State how many lines in the following entries contain the word "text". No other output.
━━━ AVAILABLE DATA
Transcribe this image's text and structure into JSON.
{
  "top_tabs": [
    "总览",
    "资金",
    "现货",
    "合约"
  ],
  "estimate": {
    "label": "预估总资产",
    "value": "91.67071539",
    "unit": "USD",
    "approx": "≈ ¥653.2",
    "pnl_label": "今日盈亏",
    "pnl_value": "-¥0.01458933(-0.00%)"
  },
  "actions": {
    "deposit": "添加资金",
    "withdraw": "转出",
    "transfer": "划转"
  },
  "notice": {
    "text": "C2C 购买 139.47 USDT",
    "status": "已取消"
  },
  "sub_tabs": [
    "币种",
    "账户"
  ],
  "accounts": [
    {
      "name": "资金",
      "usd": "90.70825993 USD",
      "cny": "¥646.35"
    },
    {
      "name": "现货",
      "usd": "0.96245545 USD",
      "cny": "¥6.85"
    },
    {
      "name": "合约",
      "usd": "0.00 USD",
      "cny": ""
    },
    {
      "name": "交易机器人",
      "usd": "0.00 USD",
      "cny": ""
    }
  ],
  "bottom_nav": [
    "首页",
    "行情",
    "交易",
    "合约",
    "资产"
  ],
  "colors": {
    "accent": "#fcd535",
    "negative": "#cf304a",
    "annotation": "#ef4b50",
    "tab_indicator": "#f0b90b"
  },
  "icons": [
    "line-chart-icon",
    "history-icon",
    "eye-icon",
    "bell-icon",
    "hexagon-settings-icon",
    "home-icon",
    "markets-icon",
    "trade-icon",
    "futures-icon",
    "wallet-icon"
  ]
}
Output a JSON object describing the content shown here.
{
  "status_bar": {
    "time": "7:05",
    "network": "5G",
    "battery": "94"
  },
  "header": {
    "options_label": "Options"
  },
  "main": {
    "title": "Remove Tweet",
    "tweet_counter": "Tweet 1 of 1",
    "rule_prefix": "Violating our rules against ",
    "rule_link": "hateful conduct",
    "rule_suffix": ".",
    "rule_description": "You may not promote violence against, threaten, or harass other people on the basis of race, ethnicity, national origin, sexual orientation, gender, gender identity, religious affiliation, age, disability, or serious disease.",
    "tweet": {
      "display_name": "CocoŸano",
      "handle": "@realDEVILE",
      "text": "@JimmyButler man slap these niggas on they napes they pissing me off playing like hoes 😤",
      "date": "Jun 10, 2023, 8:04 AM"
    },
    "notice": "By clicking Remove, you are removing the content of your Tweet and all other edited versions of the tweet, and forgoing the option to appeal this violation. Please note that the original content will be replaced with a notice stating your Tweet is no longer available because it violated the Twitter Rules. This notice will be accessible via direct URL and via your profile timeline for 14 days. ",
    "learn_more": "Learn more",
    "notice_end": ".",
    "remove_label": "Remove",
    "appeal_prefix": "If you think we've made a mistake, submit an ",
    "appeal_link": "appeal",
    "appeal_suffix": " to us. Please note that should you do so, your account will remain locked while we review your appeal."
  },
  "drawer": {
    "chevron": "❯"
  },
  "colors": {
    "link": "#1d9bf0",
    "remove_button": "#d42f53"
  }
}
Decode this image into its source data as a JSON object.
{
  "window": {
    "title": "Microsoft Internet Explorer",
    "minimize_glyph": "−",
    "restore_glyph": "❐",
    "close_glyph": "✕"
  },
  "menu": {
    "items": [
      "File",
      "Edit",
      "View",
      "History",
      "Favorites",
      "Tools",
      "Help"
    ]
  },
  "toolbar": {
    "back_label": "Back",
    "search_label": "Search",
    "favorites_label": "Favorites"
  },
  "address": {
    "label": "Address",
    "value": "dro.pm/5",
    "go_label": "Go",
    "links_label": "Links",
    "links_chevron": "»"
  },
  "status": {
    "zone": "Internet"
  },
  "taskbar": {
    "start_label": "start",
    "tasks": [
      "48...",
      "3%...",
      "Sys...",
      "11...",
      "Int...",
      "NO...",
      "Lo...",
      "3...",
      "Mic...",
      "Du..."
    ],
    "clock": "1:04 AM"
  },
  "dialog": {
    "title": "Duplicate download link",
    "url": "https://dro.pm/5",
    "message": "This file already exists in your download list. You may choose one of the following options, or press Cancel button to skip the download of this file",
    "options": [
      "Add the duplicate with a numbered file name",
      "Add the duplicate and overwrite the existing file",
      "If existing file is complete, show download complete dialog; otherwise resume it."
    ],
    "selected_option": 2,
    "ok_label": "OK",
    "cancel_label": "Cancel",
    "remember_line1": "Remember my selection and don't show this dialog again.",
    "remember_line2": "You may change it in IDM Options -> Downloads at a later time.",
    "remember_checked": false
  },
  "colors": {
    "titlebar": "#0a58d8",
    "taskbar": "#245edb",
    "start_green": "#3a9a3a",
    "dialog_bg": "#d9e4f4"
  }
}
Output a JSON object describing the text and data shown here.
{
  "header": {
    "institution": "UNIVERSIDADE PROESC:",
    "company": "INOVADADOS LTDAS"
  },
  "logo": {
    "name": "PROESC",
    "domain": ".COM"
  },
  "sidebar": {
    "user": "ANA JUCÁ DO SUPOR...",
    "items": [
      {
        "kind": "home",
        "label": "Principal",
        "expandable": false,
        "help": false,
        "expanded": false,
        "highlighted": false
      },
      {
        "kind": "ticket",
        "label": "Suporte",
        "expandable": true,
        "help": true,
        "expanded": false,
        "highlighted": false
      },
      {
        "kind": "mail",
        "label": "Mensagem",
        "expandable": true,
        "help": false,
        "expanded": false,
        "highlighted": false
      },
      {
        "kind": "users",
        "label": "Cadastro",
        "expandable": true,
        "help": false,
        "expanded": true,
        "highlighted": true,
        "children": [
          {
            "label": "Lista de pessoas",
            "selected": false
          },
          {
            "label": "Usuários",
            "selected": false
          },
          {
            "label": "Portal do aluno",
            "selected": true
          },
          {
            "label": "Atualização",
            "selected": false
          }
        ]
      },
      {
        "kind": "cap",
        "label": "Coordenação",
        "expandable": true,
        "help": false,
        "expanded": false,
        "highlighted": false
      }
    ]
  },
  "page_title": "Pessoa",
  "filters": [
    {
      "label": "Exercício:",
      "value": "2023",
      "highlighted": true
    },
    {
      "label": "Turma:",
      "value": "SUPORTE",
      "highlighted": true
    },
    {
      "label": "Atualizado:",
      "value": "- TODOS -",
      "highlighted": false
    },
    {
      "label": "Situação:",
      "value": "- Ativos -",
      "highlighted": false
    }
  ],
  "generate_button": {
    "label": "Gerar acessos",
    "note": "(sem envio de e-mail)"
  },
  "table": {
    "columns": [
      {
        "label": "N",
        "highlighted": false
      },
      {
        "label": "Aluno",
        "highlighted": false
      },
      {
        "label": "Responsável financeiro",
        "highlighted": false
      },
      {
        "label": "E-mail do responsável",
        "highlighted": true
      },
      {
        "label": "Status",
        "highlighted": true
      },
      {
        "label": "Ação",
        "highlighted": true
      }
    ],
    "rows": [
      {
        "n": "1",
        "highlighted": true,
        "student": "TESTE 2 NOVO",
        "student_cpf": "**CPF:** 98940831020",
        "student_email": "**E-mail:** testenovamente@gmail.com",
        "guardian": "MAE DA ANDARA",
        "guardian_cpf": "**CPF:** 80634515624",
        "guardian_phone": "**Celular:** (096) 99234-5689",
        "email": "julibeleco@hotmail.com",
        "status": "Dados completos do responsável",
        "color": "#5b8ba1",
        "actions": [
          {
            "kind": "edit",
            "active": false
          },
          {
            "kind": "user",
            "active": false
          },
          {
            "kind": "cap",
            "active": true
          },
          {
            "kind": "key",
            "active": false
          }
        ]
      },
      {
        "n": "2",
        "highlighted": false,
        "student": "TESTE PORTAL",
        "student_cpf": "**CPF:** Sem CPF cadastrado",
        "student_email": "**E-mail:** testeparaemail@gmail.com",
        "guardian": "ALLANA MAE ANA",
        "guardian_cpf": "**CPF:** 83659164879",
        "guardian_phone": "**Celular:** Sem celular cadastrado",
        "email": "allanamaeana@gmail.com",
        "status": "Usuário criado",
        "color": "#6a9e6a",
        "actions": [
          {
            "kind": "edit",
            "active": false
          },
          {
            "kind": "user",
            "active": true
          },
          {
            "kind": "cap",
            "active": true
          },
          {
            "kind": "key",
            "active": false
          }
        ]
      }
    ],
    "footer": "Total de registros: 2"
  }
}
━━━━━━
- [EXERCISE RESULT]
4